* Data records

-*-

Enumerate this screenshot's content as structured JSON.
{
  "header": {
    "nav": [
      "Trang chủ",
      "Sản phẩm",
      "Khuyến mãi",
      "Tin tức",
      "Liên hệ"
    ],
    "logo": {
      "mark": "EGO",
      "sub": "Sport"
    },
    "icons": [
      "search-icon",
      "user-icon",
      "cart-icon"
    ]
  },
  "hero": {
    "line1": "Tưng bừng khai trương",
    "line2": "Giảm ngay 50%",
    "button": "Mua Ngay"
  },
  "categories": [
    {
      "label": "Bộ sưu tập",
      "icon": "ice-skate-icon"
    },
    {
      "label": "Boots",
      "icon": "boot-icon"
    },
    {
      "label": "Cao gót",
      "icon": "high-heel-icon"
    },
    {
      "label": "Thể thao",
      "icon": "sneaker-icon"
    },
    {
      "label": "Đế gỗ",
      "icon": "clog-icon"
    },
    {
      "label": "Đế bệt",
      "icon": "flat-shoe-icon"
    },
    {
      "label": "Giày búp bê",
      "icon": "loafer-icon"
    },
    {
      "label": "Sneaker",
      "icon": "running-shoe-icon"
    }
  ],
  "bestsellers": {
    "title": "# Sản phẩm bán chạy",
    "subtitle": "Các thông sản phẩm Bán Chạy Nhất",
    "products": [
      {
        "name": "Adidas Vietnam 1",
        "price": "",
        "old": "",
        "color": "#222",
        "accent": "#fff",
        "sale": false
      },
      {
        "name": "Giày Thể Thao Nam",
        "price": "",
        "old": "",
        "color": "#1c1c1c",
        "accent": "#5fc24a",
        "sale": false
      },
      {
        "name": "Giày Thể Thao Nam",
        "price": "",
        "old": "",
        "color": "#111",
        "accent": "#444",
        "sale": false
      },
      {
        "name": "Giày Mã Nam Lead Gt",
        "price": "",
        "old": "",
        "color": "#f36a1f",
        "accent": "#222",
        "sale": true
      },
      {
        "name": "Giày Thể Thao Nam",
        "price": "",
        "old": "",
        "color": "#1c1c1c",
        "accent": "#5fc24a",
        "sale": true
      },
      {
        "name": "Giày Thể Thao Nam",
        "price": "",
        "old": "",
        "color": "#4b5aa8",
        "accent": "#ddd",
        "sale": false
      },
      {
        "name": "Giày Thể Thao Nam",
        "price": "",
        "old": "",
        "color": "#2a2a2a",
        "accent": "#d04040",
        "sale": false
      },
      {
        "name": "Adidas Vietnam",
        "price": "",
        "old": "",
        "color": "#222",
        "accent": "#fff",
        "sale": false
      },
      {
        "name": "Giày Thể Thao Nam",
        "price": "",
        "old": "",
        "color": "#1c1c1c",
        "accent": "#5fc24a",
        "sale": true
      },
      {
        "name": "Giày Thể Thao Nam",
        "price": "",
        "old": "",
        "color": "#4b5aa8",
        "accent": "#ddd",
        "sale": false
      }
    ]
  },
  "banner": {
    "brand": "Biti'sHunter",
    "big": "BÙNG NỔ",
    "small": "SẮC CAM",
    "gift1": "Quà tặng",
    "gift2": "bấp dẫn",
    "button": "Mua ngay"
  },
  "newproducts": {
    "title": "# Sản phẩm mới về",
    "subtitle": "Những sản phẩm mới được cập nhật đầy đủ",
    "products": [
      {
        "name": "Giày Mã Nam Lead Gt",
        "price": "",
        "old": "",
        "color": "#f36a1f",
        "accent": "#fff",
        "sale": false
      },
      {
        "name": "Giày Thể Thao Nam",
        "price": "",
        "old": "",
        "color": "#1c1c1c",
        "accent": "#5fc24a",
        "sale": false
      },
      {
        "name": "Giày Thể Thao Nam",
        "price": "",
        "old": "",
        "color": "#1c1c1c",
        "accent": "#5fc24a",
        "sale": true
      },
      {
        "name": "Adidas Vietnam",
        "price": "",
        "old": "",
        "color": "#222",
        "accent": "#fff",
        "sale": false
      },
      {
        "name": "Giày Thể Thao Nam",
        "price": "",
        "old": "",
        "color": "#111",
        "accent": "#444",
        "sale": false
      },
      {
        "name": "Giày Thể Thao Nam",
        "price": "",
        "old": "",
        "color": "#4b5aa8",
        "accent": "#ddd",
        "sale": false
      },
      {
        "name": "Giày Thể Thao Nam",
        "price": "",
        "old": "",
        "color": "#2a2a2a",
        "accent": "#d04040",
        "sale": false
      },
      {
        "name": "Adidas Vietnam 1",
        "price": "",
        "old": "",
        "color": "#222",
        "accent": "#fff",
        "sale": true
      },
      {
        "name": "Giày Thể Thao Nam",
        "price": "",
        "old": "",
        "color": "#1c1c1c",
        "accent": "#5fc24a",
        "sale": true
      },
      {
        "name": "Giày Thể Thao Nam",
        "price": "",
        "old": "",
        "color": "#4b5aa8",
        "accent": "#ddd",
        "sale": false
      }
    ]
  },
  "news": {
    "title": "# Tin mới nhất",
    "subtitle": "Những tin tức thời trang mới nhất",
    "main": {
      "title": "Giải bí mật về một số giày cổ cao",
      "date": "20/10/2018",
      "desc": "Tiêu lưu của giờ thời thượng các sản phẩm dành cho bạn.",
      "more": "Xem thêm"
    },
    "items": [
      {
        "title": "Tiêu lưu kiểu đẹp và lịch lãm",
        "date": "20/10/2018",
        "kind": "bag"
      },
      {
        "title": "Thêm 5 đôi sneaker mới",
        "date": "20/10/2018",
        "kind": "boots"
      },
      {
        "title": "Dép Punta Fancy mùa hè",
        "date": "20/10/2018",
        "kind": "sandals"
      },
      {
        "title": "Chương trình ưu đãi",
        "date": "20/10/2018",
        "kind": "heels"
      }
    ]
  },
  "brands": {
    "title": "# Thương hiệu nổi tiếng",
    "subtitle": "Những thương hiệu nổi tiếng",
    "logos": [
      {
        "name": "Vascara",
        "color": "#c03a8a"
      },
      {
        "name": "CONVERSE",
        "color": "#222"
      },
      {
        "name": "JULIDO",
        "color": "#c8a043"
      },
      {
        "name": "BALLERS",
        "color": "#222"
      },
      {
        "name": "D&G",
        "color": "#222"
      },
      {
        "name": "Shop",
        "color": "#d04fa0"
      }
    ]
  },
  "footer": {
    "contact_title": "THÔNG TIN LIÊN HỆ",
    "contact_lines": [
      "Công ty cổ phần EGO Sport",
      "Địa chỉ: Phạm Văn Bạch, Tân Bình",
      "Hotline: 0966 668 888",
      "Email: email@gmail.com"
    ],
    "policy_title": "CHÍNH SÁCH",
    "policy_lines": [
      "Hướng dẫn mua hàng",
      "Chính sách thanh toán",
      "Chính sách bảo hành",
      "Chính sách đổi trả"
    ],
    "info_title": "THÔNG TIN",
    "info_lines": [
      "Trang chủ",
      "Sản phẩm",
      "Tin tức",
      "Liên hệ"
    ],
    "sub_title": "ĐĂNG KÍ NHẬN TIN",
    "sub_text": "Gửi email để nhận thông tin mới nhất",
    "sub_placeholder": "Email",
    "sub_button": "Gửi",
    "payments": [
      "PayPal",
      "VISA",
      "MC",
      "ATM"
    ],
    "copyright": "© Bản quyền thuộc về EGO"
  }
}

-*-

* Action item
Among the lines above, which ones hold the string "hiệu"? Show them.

* Exercise result
    "title": "# Thương hiệu nổi tiếng",
    "subtitle": "Những thương hiệu nổi tiếng",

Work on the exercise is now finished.